UPDATE: This link to recent research showing a link between human CO2 emissions and the increased water vapor in the troposphere — possibly causing a positive feedback to greater warming.

Last week one of the scientific contributors to the recently published IPCC (Intergovernmental Panel on Climate Change) ipcc_ar55th Assessment Report, who is also an alumnus of NC State. In addition to the associated prestige, the speaker found that the force driving many of the contributors to spend countless hours working on this assessment is the hope that our global population will become sustainable. To me, this means providing avenues for equity not just in this generation, but for future generations. So, what would we have to do? Well, we can start by communicating the facts, so here are some things I learned and what I think they mean.

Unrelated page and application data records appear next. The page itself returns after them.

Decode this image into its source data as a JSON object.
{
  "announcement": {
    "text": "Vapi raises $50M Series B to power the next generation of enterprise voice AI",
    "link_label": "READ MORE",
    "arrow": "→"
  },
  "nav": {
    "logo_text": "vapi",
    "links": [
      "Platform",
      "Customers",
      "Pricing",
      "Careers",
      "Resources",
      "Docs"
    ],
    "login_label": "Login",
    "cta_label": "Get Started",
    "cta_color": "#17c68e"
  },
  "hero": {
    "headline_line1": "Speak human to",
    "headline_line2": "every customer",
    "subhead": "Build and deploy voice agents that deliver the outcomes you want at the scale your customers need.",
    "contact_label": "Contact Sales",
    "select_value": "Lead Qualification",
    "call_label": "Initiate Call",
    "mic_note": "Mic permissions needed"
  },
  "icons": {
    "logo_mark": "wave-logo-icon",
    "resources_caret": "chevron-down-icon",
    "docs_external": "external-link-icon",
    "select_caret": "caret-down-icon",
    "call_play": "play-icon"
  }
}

1. According to the analyses in 5th Assessment,  there is a 95% certainty that humans have been the dominant cause of observed warming since the mid-20th century. To me this is incredibly important, a little bit terrifying, and yet gives me hope. This means that the global human population is capable of affecting the earth systems to a degree never before seen or realized. It means that we hold some power to influence global cycles, and we can use this knowledge and our incredible ability to forecast, innovate, and adapt to sustain and prosper our existence.

2. One of the most, if not the most, important earth cycle we are affecting is the water cycle. Human bodies are made up of about 60% water. Water that is fit for consumption is the one thing we cannot live with out – something that is seldom given a second thought in the developed world. We just turn on the tap and out it comes. Yet, we have with great certainty (95%) increased the frequency and severity of drought or precipitation events in different areas of the globe (keeping in mind that no single event is attributable to human-induced changes).

3. The increase in carbon dioxide emissions caused by human’s activities were identified as one of the major influences on the rapid changes in earth’s systems. Furthermore, even if CO2 emissions were completely stopped, the inertia would continue to carry changes into the future. It is not as simple as a single consequence of increased CO2 concentrations in the atmosphere, such as warming temperatures, but also higher CO2 concentrations in the oceans causing acidification faster than species can adapt. This means that the livelihood of everyone who depends on the ocean is at increasing risk going into the future.

4. These are some indications that we will continue to exceed (mostly unidentified) resilience thresholds, where the systems we are influencing will no longer be able to self-correct. Populations of developing countries have thus far born the brunt of the consequences, with >95% of deaths related to natural disasters occurring in these locations (I do not know if this included earthquakes, or other things not related to climate/weather events).

So, with a 95% certainty that we can potentially have some control over the intensity and severity of future risks to much of the global population, why not try and do something to prevent and mitigate that risk? As a disease ecologist, it is clear to me that the cost of preventative action (e.g. vaccines) is substantially less than trying to manage the likely severe consequences (e.g. disease outbreak).